● YOUR GOAL: Search the material below for the word "della". Copy every line that has it.
### ENTRIES SHOWN ###
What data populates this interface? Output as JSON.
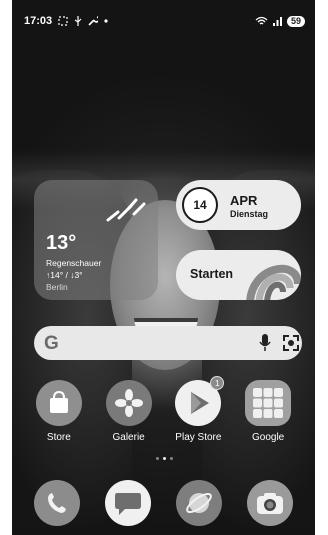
{
  "status_bar": {
    "time": "17:03",
    "left_icons": [
      "screenshot-icon",
      "usb-icon",
      "wrench-icon",
      "dot-icon"
    ],
    "right_icons": [
      "wifi-icon",
      "signal-icon"
    ],
    "battery": "59"
  },
  "weather": {
    "temperature": "13°",
    "condition": "Regenschauer",
    "range": "↑14° / ↓3°",
    "city": "Berlin",
    "icon": "rain-icon"
  },
  "date_widget": {
    "day_number": "14",
    "month": "APR",
    "weekday": "Dienstag"
  },
  "starten_widget": {
    "label": "Starten",
    "icon": "rainbow-icon"
  },
  "search": {
    "logo": "G",
    "icons": [
      "mic-icon",
      "lens-icon"
    ]
  },
  "apps": [
    {
      "label": "Store",
      "icon": "store-bag-icon"
    },
    {
      "label": "Galerie",
      "icon": "flower-icon"
    },
    {
      "label": "Play Store",
      "icon": "play-icon",
      "badge": "1"
    },
    {
      "label": "Google",
      "icon": "google-folder-icon"
    }
  ],
  "dock": [
    {
      "icon": "phone-icon"
    },
    {
      "icon": "messages-icon"
    },
    {
      "icon": "browser-icon"
    },
    {
      "icon": "camera-icon"
    }
  ],
  "colors": {
    "widget_light": "#ececec",
    "widget_weather": "#828282"
  }
}
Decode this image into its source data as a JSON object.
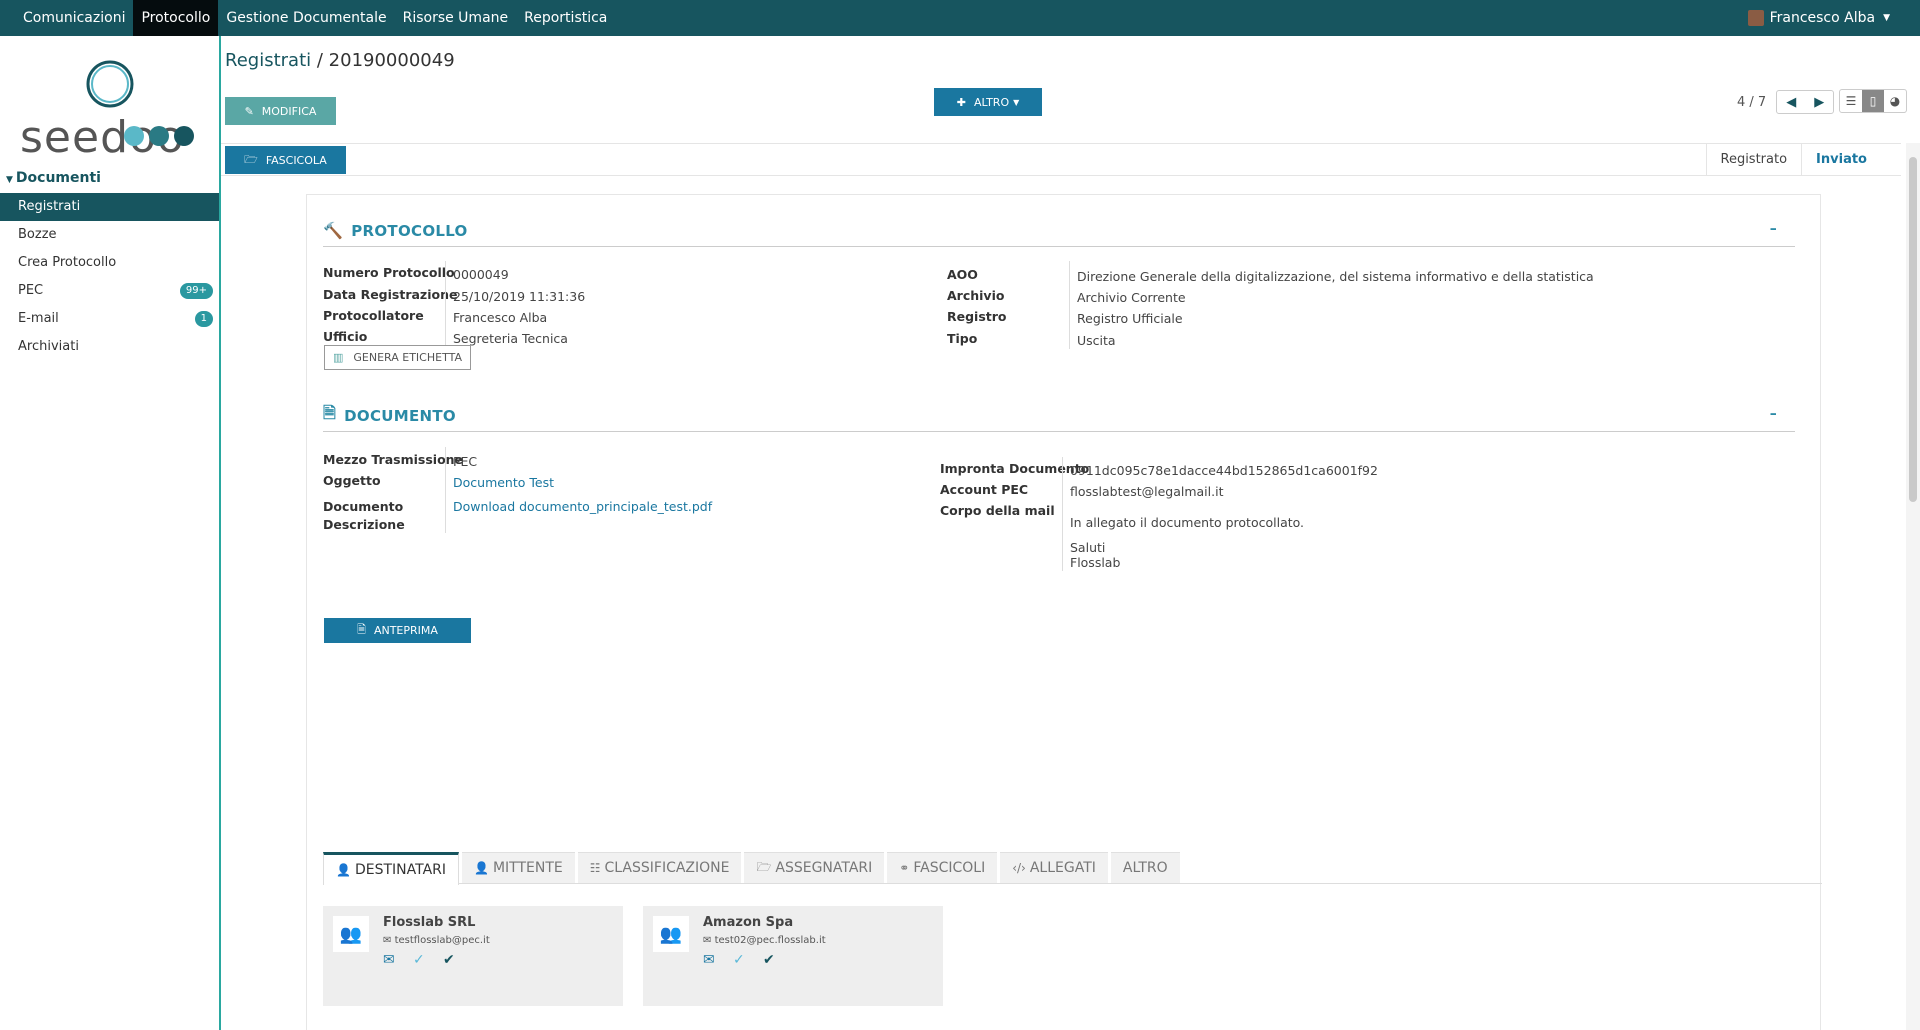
{
  "topnav": {
    "items": [
      "Comunicazioni",
      "Protocollo",
      "Gestione Documentale",
      "Risorse Umane",
      "Reportistica"
    ],
    "active_index": 1,
    "user": "Francesco Alba"
  },
  "sidebar": {
    "logo_text": "seedoo",
    "section": "Documenti",
    "items": [
      {
        "label": "Registrati",
        "badge": ""
      },
      {
        "label": "Bozze",
        "badge": ""
      },
      {
        "label": "Crea Protocollo",
        "badge": ""
      },
      {
        "label": "PEC",
        "badge": "99+"
      },
      {
        "label": "E-mail",
        "badge": "1"
      },
      {
        "label": "Archiviati",
        "badge": ""
      }
    ]
  },
  "header": {
    "breadcrumb": "Registrati",
    "separator": "/",
    "record": "20190000049",
    "modifica": "MODIFICA",
    "altro": "ALTRO",
    "pager": "4 / 7",
    "fascicola": "FASCICOLA",
    "states": [
      "Registrato",
      "Inviato"
    ]
  },
  "protocollo": {
    "title": "PROTOCOLLO",
    "collapse": "–",
    "left": [
      {
        "label": "Numero Protocollo",
        "value": "0000049"
      },
      {
        "label": "Data Registrazione",
        "value": "25/10/2019 11:31:36"
      },
      {
        "label": "Protocollatore",
        "value": "Francesco Alba"
      },
      {
        "label": "Ufficio",
        "value": "Segreteria Tecnica"
      }
    ],
    "right": [
      {
        "label": "AOO",
        "value": "Direzione Generale della digitalizzazione, del sistema informativo e della statistica"
      },
      {
        "label": "Archivio",
        "value": "Archivio Corrente"
      },
      {
        "label": "Registro",
        "value": "Registro Ufficiale"
      },
      {
        "label": "Tipo",
        "value": "Uscita"
      }
    ],
    "genera_etichetta": "GENERA ETICHETTA"
  },
  "documento": {
    "title": "DOCUMENTO",
    "collapse": "–",
    "mezzo_label": "Mezzo Trasmissione",
    "mezzo_value": "PEC",
    "oggetto_label": "Oggetto",
    "oggetto_value": "Documento Test",
    "documento_label": "Documento",
    "documento_value": "Download documento_principale_test.pdf",
    "descrizione_label": "Descrizione",
    "impronta_label": "Impronta Documento",
    "impronta_value": "0911dc095c78e1dacce44bd152865d1ca6001f92",
    "account_label": "Account PEC",
    "account_value": "flosslabtest@legalmail.it",
    "corpo_label": "Corpo della mail",
    "corpo_line1": "In allegato il documento protocollato.",
    "corpo_line2": "Saluti",
    "corpo_line3": "Flosslab",
    "anteprima": "ANTEPRIMA"
  },
  "tabs": [
    "DESTINATARI",
    "MITTENTE",
    "CLASSIFICAZIONE",
    "ASSEGNATARI",
    "FASCICOLI",
    "ALLEGATI",
    "ALTRO"
  ],
  "recipients": [
    {
      "name": "Flosslab SRL",
      "email": "testflosslab@pec.it"
    },
    {
      "name": "Amazon Spa",
      "email": "test02@pec.flosslab.it"
    }
  ],
  "colors": {
    "primary": "#17555f",
    "accent": "#1a77a0",
    "teal": "#2aa8a0"
  }
}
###
● RESPONSE TO THIS EXERCISE:
        "value": "Direzione Generale della digitalizzazione, del sistema informativo e della statistica"
    "corpo_label": "Corpo della mail",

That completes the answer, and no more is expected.